Are there any published studies out there that quantify the success of an intuitive eating program model such as The Four Day Win?

There are few studies just beginning that I was sort of privy to because I was working with some of the psychologists at Jenny Craig.  Until recently, they have been on a fairly small scale, so, for example the effective mind for my son eating has being studied in trying to have very, very positive results, but only in smaller sample sizes.


So. I borrowed from literature on addiction, I borrowed from the literature on mindfulness in general, and put it together with that research.  I think there is going to be a wave of this research coming out.

You have had the opportunity to work with Oprah, someone who has notoriously experimented with numerous weight-loss plans. Is she an advocate of The Four Day Win?

Well, she ran the article that was an abbreviation of The Four Day Win in the magazine, and she is very open to all these, to any kind of mind-based strategy.

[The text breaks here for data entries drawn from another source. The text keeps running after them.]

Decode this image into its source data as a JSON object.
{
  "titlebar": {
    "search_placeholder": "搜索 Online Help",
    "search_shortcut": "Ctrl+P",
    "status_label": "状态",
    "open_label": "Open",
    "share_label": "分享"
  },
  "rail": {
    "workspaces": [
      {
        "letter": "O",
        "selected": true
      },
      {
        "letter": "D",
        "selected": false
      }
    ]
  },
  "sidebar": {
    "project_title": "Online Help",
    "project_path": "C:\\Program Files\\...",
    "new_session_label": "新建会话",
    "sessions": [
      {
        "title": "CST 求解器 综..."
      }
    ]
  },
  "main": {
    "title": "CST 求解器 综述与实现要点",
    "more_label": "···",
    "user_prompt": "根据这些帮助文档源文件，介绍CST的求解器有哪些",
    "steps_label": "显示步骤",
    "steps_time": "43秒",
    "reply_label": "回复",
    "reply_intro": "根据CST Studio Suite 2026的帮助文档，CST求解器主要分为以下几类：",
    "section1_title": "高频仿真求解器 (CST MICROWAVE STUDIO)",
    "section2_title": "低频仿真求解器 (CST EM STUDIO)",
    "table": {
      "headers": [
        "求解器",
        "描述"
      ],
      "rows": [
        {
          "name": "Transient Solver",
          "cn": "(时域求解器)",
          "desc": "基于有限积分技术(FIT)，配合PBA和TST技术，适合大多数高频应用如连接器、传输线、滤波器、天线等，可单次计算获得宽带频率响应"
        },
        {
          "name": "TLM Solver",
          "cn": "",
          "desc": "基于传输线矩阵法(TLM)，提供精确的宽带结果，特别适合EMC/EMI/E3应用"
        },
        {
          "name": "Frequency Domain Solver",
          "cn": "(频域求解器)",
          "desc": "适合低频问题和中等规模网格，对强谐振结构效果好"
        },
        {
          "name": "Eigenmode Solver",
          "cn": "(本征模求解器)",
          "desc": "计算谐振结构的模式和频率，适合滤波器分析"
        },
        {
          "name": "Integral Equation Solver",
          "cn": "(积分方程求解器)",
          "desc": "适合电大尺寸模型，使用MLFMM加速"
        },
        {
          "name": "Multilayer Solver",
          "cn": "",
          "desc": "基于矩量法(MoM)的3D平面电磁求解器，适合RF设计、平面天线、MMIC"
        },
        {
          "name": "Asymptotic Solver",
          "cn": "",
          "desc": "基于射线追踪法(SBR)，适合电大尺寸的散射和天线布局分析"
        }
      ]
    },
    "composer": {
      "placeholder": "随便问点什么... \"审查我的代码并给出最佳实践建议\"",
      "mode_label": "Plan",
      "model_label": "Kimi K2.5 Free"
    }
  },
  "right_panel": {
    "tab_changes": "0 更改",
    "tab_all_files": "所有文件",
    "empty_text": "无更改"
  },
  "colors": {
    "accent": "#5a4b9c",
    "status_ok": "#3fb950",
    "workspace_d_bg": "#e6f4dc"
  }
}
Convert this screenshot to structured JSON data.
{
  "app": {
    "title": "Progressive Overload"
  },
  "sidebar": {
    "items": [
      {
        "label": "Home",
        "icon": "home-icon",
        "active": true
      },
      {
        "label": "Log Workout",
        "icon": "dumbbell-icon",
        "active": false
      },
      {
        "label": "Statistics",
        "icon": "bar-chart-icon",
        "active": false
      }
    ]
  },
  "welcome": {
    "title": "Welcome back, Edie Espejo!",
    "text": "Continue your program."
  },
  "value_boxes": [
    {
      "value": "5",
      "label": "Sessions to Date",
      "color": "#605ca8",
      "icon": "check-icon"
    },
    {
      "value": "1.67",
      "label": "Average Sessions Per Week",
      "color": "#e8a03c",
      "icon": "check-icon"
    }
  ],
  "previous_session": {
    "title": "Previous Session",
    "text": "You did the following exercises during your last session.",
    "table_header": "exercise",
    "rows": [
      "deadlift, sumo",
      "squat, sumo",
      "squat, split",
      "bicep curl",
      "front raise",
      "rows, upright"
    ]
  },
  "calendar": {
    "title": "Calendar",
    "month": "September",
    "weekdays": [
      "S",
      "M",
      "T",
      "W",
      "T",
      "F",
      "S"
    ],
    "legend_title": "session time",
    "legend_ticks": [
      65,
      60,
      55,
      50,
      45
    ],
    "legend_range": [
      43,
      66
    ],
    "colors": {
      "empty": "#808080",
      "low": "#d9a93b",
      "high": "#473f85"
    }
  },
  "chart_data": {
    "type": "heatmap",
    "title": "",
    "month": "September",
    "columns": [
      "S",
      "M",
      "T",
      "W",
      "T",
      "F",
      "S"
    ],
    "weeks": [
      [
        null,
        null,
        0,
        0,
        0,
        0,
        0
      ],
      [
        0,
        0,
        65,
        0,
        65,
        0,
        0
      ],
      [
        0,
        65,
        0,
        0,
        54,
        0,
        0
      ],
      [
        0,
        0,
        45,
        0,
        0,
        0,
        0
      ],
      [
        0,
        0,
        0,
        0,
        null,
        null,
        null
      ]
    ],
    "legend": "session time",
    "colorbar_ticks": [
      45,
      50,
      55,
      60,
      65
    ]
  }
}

Throughout the book you reference your own personal struggles with disordered obsessive eating patterns. How did that influence your approach to this book?

It made me come out of it from the position of someone who had been lost in the darkness for many years. I had seen so many experts who talked to so many overweight people, and they would think, they (the experts) don't understand me, they don't understand this battle, they don't understand the despair and the terrifying loss of self-control.  So, I came out of it from a very, very personal experience because I haven't seen that really addressed in some of the more medical approaches.

Do you believe then that The Four Day Win can cure people of disorder eating or does it merely alleviate their obsessions?

I believe that if people go to apply the peace, everyday of their lives, you can call them cured.  But, I also think that it is a bit like saying that somebody is cured of getting angry. You can't, unless you take out part of the brain, there is always the opportunity for dysfunction, but if you have a consistent practice in it, and a methodology for getting yourself back on track if you relapse, you are close to a cure as I think, we could ever get.

The tone of your book is very straightforward, yet laced with humor. Why is it important for someone with obsessive-compulsive eating patterns to maintain a sense of humor?

It is seems to work lot better than for example suicide. If you are going to go into those dark places and you are able to find humor there, it not only enables you to survive but it teaches you. It puts you in a status of a warrior instead of a victim. And, that's mindset is really, really powerful.

What would you recommend to parents who have disordered eating, as far as what they can do to prevent their children from following the same path?

Get therapy. Please go and get an expert who will help you change yourself. As your children show curiosity, or when it feels appropriate, be very transparent and open with them, and say you know, when I used to be a binge eater, it was because I would so anxious about my life, now, I see you getting anxious about your homework, let's relax let's find ways for you to have fun, so that you don't go the same way.

Are you happy to see the waning popularity of low-carb diets?

You know what, low-carb, low-protein, low-fat-those all come and go. It is just part of the flow of life, so in a couple of years, they will come up and say, you can have anything as long as it is frozen or whatever.


It is just the part of human psychology to go to the extreme.  So, I view it with the amusement, more than with any kind intense like or dislike.

So, then the last question: If you had to choose one thing that all chronic dieters would stop doing today, what would it be?

Not to not be afraid. Fear is the single most fattening thing you can experience. So, learn to be the hero instead of the victim or the runaway. Stand and deliver.